Petke shows in snow-globe win that he's ready to shake things up at RSL
There's something very apt about the way Real Salt Lake looked as if they were playing in a shaken-up snow globe during their 3-0 victory over the Vancouver Whitecaps on Saturday.
After all, their new coach Mike Petke has a reputation for shaking things up, whether it's as a no-nonsense player whose spats with opposing attackers are part of Major League Soccer punk folklore, or as the manager who finally gave the perennially flaky New York Red Bulls a winning edge and indeed their first trophy.
On Saturday, it looked like Petke had done it again -- winning his first game in charge of RSL by an emphatic 3-0 margin. By way of emphasizing the significance of that result, it was not only the team's first win in 2017, but its first victory since last August. A fired-up side, noticeably animated during the week's training sessions by the presence of the enthusiastic Petke, looked to have swept away not only Vancouver but its own malaise at the end of Jeff Cassar's reign.
At least that's what you would think looking at the scoreline. But just like the unfolding career of Petke himself, the truth is somewhat more subtle than the surface suggests.
For one thing, the three goals came in the second half, when the conditions were already farcical. If you want some perspective on that, you might consider that the highlight from the game that most neutrals are talking about was the cheeky snowball Luis Silva threw at Vancouver's Tim Parker, after the RSL player found himself bundled over in the box.

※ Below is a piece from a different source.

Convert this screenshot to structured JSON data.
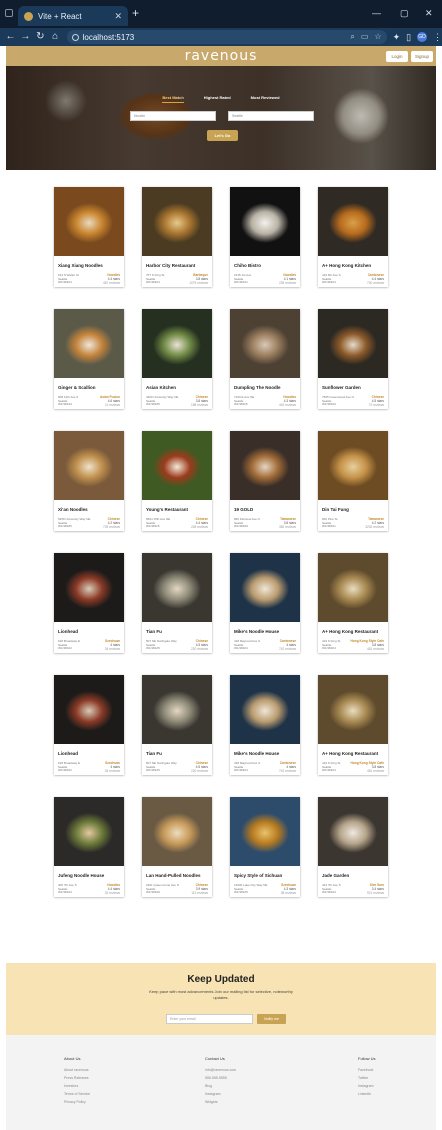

It was that kind of evening.
If you want a more sober assessment of Petke's start, the goalless first half of the game gave a few clues. Joao Plata found himself wider than usual in the 4-2-3-1 formation, but had a couple of looks at goal cutting in. Brooks Lennon was a real menace down the right, if still occasionally lacking in the final ball. In New York, Petke ultimately proved himself to be more of a pragmatist than a dreamer -- early visions of a swashbuckling 4-3-3 style swiftly solidified into that more solid 4-2-3-1. And in Salt Lake, too, Petke looks to have quickly accepted local conventional wisdom that Kyle Beckerman can no longer operate as the sole base of midfield, but that his virtues remain intact when offset with the diligence of Luke Mulholland.

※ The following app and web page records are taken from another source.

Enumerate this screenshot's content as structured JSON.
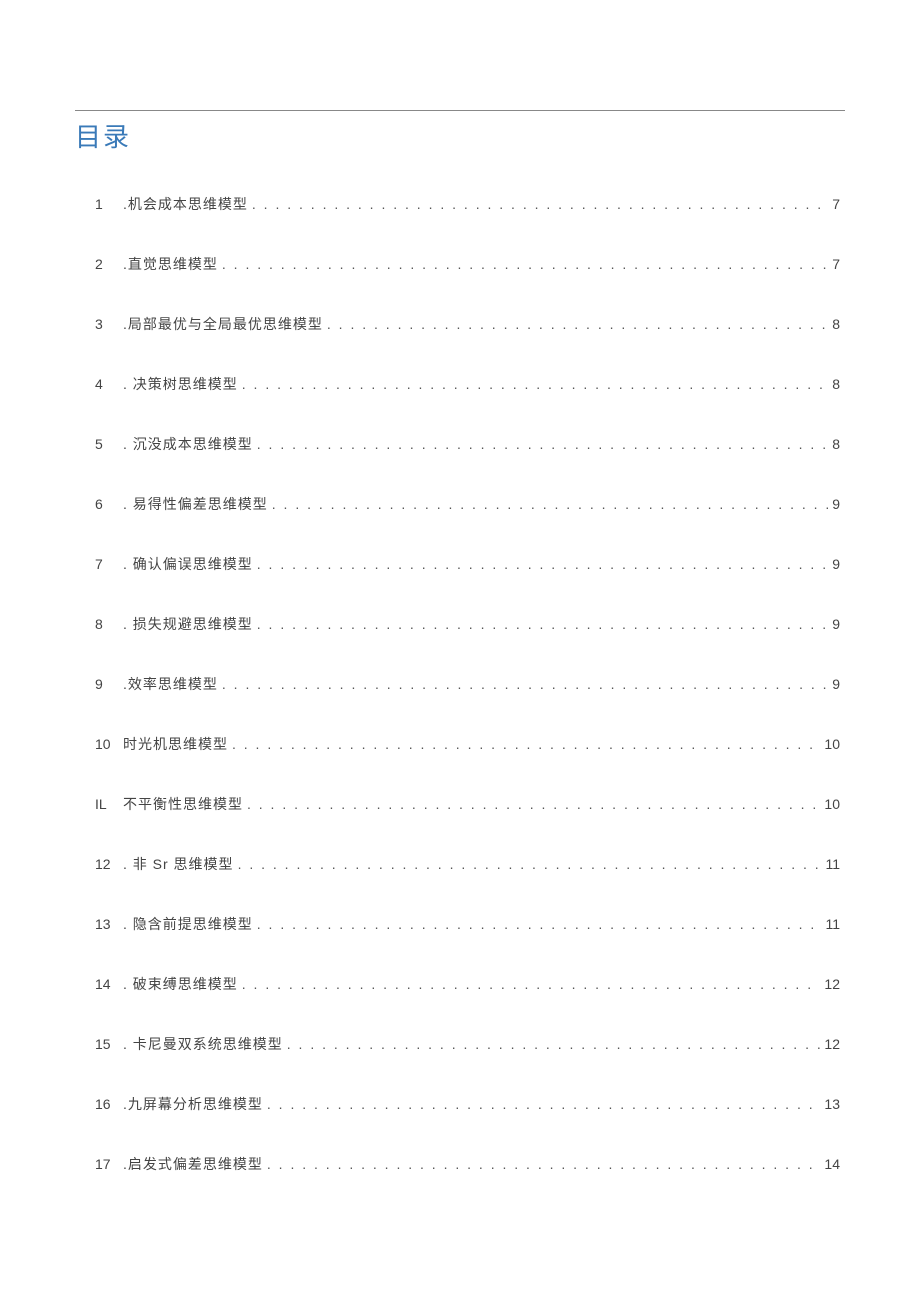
{
  "title": "目录",
  "entries": [
    {
      "num": "1",
      "label": ".机会成本思维模型",
      "page": "7"
    },
    {
      "num": "2",
      "label": ".直觉思维模型",
      "page": "7"
    },
    {
      "num": "3",
      "label": ".局部最优与全局最优思维模型",
      "page": "8"
    },
    {
      "num": "4",
      "label": ". 决策树思维模型",
      "page": "8"
    },
    {
      "num": "5",
      "label": ". 沉没成本思维模型",
      "page": "8"
    },
    {
      "num": "6",
      "label": ". 易得性偏差思维模型",
      "page": "9"
    },
    {
      "num": "7",
      "label": ". 确认偏误思维模型",
      "page": "9"
    },
    {
      "num": "8",
      "label": ". 损失规避思维模型",
      "page": "9"
    },
    {
      "num": "9",
      "label": ".效率思维模型",
      "page": "9"
    },
    {
      "num": "10",
      "label": "时光机思维模型",
      "page": "10"
    },
    {
      "num": "IL",
      "label": "不平衡性思维模型",
      "page": "10"
    },
    {
      "num": "12",
      "label": " . 非 Sr 思维模型",
      "page": "11"
    },
    {
      "num": "13",
      "label": " . 隐含前提思维模型",
      "page": "11"
    },
    {
      "num": "14",
      "label": " . 破束缚思维模型",
      "page": "12"
    },
    {
      "num": "15",
      "label": " . 卡尼曼双系统思维模型",
      "page": "12"
    },
    {
      "num": "16",
      "label": " .九屏幕分析思维模型",
      "page": "13"
    },
    {
      "num": "17",
      "label": " .启发式偏差思维模型",
      "page": "14"
    }
  ]
}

Still, for all the liveliness of RSL's approach play in the first period amid steadily increasing snowfall, there were no goals. And that's an inherited problem Petke will have to solve.
As it was, Saturday night devolved into the sight of an orange ball skimming fitfully through the snow, and while RSL deserve credit for displaying the greater appetite and aptitude for staying on their collective feet, the visual noise of the storm echoed the noise drowning out any meaningful signals about life under Petke.

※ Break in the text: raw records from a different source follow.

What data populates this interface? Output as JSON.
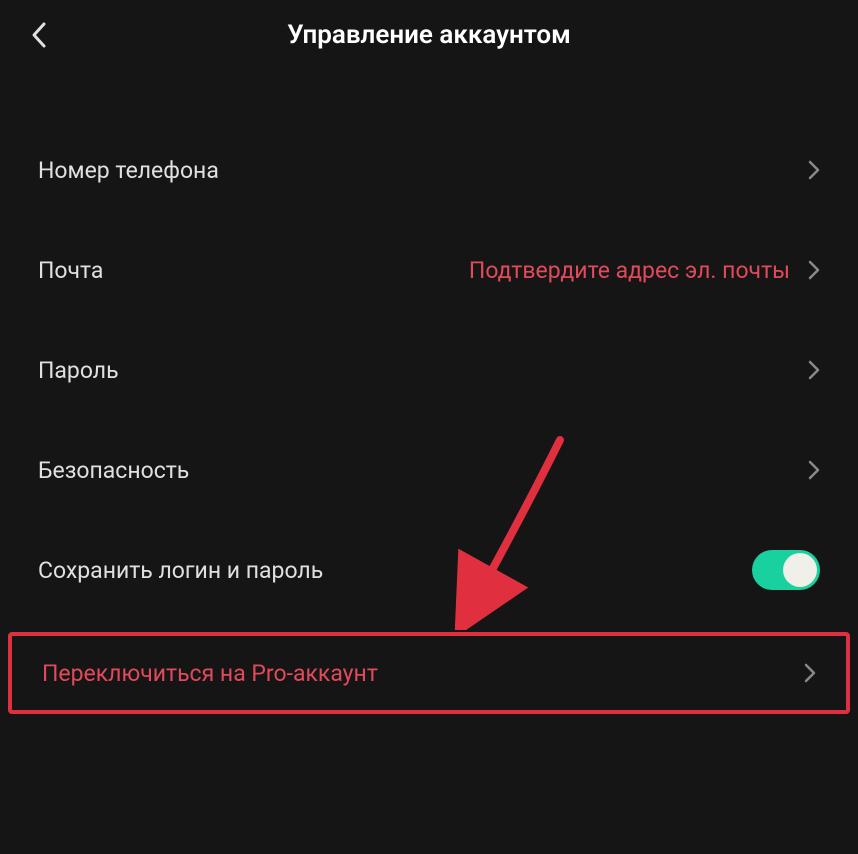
{
  "header": {
    "title": "Управление аккаунтом"
  },
  "rows": {
    "phone": {
      "label": "Номер телефона"
    },
    "email": {
      "label": "Почта",
      "value": "Подтвердите адрес эл. почты"
    },
    "password": {
      "label": "Пароль"
    },
    "security": {
      "label": "Безопасность"
    },
    "save_login": {
      "label": "Сохранить логин и пароль",
      "toggle": true
    },
    "pro_account": {
      "label": "Переключиться на Pro-аккаунт"
    }
  },
  "colors": {
    "accent": "#e14a5a",
    "highlight": "#e03040",
    "toggle_on": "#18d19e",
    "background": "#151515"
  }
}
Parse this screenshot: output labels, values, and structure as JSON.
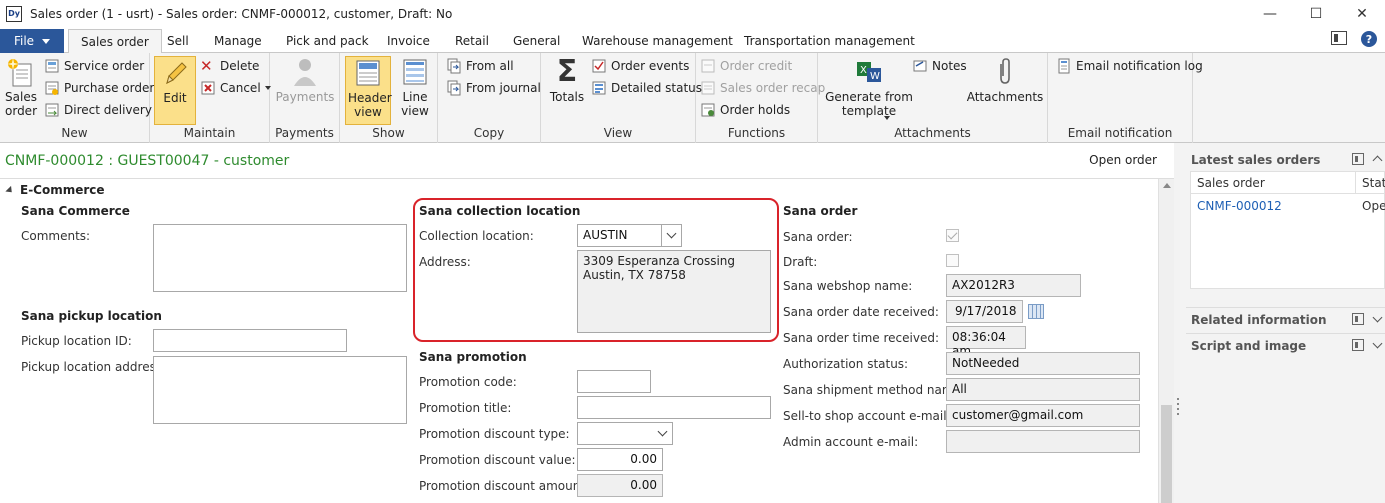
{
  "window": {
    "title": "Sales order (1 - usrt) - Sales order: CNMF-000012, customer, Draft: No",
    "app_icon_text": "Dy",
    "controls": {
      "minimize": "—",
      "maximize": "☐",
      "close": "✕"
    }
  },
  "ribbon_tabs": {
    "file": "File",
    "tabs": [
      "Sales order",
      "Sell",
      "Manage",
      "Pick and pack",
      "Invoice",
      "Retail",
      "General",
      "Warehouse management",
      "Transportation management"
    ],
    "active": "Sales order"
  },
  "ribbon": {
    "new": {
      "label": "New",
      "sales_order": "Sales order",
      "service_order": "Service order",
      "purchase_order": "Purchase order",
      "direct_delivery": "Direct delivery"
    },
    "maintain": {
      "label": "Maintain",
      "edit": "Edit",
      "delete": "Delete",
      "cancel": "Cancel"
    },
    "payments": {
      "label": "Payments",
      "payments": "Payments"
    },
    "show": {
      "label": "Show",
      "header_view": "Header view",
      "line_view": "Line view"
    },
    "copy": {
      "label": "Copy",
      "from_all": "From all",
      "from_journal": "From journal"
    },
    "view": {
      "label": "View",
      "totals": "Totals",
      "order_events": "Order events",
      "detailed_status": "Detailed status"
    },
    "functions": {
      "label": "Functions",
      "order_credit": "Order credit",
      "sales_order_recap": "Sales order recap",
      "order_holds": "Order holds"
    },
    "attachments": {
      "label": "Attachments",
      "generate_from_template": "Generate from template",
      "notes": "Notes",
      "attachments": "Attachments"
    },
    "email_notification": {
      "label": "Email notification",
      "email_notification_log": "Email notification log"
    }
  },
  "header": {
    "record_title": "CNMF-000012 : GUEST00047 - customer",
    "open_order": "Open order"
  },
  "form": {
    "fasttab_title": "E-Commerce",
    "sana_commerce": {
      "title": "Sana Commerce",
      "comments_label": "Comments:",
      "comments_value": ""
    },
    "sana_pickup": {
      "title": "Sana pickup location",
      "pickup_id_label": "Pickup location ID:",
      "pickup_id_value": "",
      "pickup_address_label": "Pickup location address:",
      "pickup_address_value": ""
    },
    "sana_collection": {
      "title": "Sana collection location",
      "collection_label": "Collection location:",
      "collection_value": "AUSTIN",
      "address_label": "Address:",
      "address_line1": "3309 Esperanza Crossing",
      "address_line2": "Austin, TX 78758"
    },
    "sana_promotion": {
      "title": "Sana promotion",
      "code_label": "Promotion code:",
      "code_value": "",
      "title_label": "Promotion title:",
      "title_value": "",
      "discount_type_label": "Promotion discount type:",
      "discount_type_value": "",
      "discount_value_label": "Promotion discount value:",
      "discount_value_value": "0.00",
      "discount_amount_label": "Promotion discount amount:",
      "discount_amount_value": "0.00"
    },
    "sana_order": {
      "title": "Sana order",
      "sana_order_label": "Sana order:",
      "sana_order_checked": true,
      "draft_label": "Draft:",
      "draft_checked": false,
      "webshop_label": "Sana webshop name:",
      "webshop_value": "AX2012R3",
      "date_label": "Sana order date received:",
      "date_value": "9/17/2018",
      "time_label": "Sana order time received:",
      "time_value": "08:36:04 am",
      "auth_label": "Authorization status:",
      "auth_value": "NotNeeded",
      "shipment_label": "Sana shipment method name:",
      "shipment_value": "All",
      "sell_to_email_label": "Sell-to shop account e-mail:",
      "sell_to_email_value": "customer@gmail.com",
      "admin_email_label": "Admin account e-mail:",
      "admin_email_value": ""
    }
  },
  "factbox": {
    "latest_title": "Latest sales orders",
    "columns": [
      "Sales order",
      "Stat"
    ],
    "rows": [
      {
        "sales_order": "CNMF-000012",
        "status": "Ope"
      }
    ],
    "related_title": "Related information",
    "script_title": "Script and image"
  },
  "colors": {
    "accent": "#2b579a",
    "record_title": "#2e8b2e",
    "link": "#1e5fb4",
    "highlight_border": "#d9232a"
  }
}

But sometimes, more than an immediate technical uptick, you just need an occasion to change the mood of a team, and Petke is nothing if not a man with a sense of occasion. Watching the match unfold amid hastily dug out line markings brought to mind another game held in another part of the Rocky Mountains four years ago, when the U.S. beat Costa Rica in a blizzard in Colorado. That game came a few days after a now-infamous news story had cited anonymous sources within the U.S. camp complaining about the methods of one Jurgen Klinsmann. Nobody remembers anything of the ensuing game as a technical battle, but they remember that the U.S. won 1-0 in a blizzard and that a potential crisis was avoided -- or at least postponed until another infamous Costa Rica game in late 2016 ...
The point was that game became a standalone event, a distinct marker in the journey of the coach, rather than just the latest in a sequence of results. Petke's first match in RSL was always going to be an event anyway, but it perhaps did him no harm that his arrival came in such outlandish fashion.
Born in the snow ...
After all, it could be argued that Petke's managerial career was born in the snow. The image of the then-assistant coach at the New York Red Bulls joining fans in a heroically doomed attempt to shovel the field clear of snow for a vital playoff game against rivals D.C. United in 2012, burnished Petke's legendary status with those supporters. It also stood in stark contrast to then-head coach Hans Backe peering out at the storm from the stadium tunnel and telling TV reporters that this was not soccer.
The subsequent loss proved to be Backe's last game and Petke was the surprise choice to replace him, though in the event he could hardly have gifted the owners a more metaphorical image of the transformation he'd offer than by literally laboring among the fans as his boss futilely appealed for better conditions, away from the fray. And if that image of passion and heart over intellect and nuance would ultimately come back to bite Petke, when the Red Bulls management looked to implement a more systemic technical approach, it served him well when giving him an aura as a first-time coach.
And it may serve him well again in trying to galvanize an RSL team that must rediscover faith in the collective. In that sense, the feel of Petke's first match and first win with RSL may turn out to be as important as it looked, at least for now. He's there to shake things up.
Graham Parker writes for ESPN FC, FourFourTwo and Howler. He covers MLS and the U.S. national teams. Follow him on Twitter @KidWeil.